Thursday, July 5, 2012
‘Encroachments in villages won’t be tolerated’ - Surjit Singh Rakhra, Rural Development and Panchayat Minister, Punjab
Surjit Singh Rakhra wants to be remembered as Rural Development and Panchayat Minister who made earnest efforts to bridge the rural-urban divide. In an interview with Jangveer Singh, he talked of the need for region-specific schemes.
What are your first impressions on taking over as Rural Development and Panchayat Minister?
My first thoughts were to take steps to end factional fighting in panchayats, which spokes the development process. I am aware of the migration from villages to urban areas and the lack of facilities in villages due to which even government servants are reluctant to serve there. Unemployment in rural areas remains a bane.
How do you propose to change this state of affairs?
We are fine-tuning the ‘e-panchayat’ initiative under which the functioning of panchayats will become transparent. I want to make people proud of their villages by ensuring they have their own portal where apart from information on the village, expenditure of development funds will also be recorded. This will remove bad blood among different factions on the money spent on development works. Simultaneously, the PURA (Provisioning of Urban Amenities in Rural Areas) is being implemented under which villages with a population of 25,000 - 40,000 will be provided urban facilities. Skill development centres will also be developed in rural areas under this scheme.
What else is being done to make the department functioning more efficient?
Training is being given by chartered accountants to sarpanches, panches and officials to help them prepare accounts as per the Comptroller and Auditor-General (CAG) guidelines. Rules are being recast to improve the qualification of panchayat secretaries. Video-conferencing facilities are being set up at our office in Mohali for direct and periodic interaction with officials in the field. The concept of ‘panchayat sammelans’ has been given shape. This will enable direct interaction with sarpanches at the district level. We are highlighting success stories to promote the concept of model panchayats.
What is your immediate priority?
Besides focusing on reforms, I want to end open defecation in three years. The state will spend Rs 285 crore in three years to cover 5.5 lakh families who do not have a toilet. The scheme will be open to everyone who does not have a toilet in his or her home.
There have been complaints about the design of rural toilets. There are issues of seepage and waterlogging. Will these be addressed?
The design is sound. Problems have occurred where beneficiaries have made changes or are using excess water. The toilet seats are angled in such a manner that they require minimum water for cleaning. We have also brought in Sulabh under which besides construction of toilets, an awareness drive will be undertaken to ensure that these are used regularly. The company has been awarded a contract for constructing 15,000 toilets in the first phase.
The scheme for the houseless has not been implemented properly. What steps are you taking in this regard?

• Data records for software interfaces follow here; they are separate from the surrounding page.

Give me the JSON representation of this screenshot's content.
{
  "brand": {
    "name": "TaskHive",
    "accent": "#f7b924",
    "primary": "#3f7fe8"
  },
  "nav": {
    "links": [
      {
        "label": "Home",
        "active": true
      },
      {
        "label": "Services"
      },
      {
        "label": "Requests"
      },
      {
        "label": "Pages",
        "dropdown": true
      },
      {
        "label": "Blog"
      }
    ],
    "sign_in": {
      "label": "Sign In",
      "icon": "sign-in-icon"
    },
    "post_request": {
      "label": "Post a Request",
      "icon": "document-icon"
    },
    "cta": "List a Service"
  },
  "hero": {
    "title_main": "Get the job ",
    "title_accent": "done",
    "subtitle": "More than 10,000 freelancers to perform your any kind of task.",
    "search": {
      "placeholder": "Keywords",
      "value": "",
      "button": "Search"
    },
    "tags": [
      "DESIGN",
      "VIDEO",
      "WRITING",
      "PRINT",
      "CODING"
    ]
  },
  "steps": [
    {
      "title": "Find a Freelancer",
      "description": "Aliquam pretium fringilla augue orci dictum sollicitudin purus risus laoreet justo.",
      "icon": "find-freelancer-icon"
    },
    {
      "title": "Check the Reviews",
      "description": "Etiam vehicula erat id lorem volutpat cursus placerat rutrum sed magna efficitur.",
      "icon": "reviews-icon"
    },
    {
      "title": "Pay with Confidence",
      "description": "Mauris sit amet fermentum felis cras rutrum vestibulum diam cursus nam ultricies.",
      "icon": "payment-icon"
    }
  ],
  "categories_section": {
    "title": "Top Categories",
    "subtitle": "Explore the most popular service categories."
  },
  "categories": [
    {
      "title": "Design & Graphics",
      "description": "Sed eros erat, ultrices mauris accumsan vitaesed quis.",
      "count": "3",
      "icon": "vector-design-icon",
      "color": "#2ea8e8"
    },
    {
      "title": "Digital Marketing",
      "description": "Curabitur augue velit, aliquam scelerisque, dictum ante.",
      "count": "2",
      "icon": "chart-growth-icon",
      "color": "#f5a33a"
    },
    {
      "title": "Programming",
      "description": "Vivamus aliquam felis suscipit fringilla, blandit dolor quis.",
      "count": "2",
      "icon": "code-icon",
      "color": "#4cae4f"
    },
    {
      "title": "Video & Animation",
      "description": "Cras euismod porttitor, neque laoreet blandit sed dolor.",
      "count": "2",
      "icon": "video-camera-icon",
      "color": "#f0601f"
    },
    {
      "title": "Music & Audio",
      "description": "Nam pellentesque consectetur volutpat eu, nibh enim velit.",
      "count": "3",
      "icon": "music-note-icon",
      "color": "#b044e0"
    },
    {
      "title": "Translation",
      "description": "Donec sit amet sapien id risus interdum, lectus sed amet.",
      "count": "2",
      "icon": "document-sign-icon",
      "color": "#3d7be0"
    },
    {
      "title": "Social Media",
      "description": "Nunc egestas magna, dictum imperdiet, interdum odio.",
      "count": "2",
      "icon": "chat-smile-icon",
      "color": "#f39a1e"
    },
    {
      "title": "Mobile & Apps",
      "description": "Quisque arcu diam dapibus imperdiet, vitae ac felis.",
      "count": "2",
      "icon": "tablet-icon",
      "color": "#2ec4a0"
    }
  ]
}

We are awaiting the latest socio-economic survey. The 2001 survey had identified only 4.40 lakh families living below poverty line (BPL). We expect the cost per house to be increased from the present Rs 45,000.
Any move to better the lot of village ponds?
There are ponds in 25,000 acres, that comes to roughly two acres per village. A plan has been made to rejuvenate 800 ponds this year. We are looking at a UNICEF technology that divides the pond into four parts with the first part being the inlet. Duckweed and fish will be used to clean the other parts.
Encroachment of village land and the manner in which ‘shamlat’ land is used has been a matter of controversy. What remedy do you suggest?
There will be zero tolerance towards encroachments. The department is in the process of getting cross cases filed wherever panchayat land has been encroached upon. We will get orders for eviction and reclaim such land. We have decided on a 24-hour helpline that will receive and track such complaints.
What is the status of livelihood improvement schemes?
We have 40 such schemes in 11 districts covering 1.84 lakh hectares. They include integrated watershed managements projects, mainly in the Kandi area, besides schemes encouraging drip irrigation, livestock development and provision of drinking water and roads in the backward regions of the state.
What challenges to you expect in the way of realising your goals?
Funds remain a challenge. We will try to ensure matching grants wherever needed. The state cannot avail of several schemes due to BPL limitations. Punjab needs area-specific schemes to accelerate the rate of development. We also want to be given special status. We have peculiar problems with industry being non-existent in border districts, some areas waterlogged and still others in Kandi thirsting for water.
Copyright : The Tribune Trust, 2007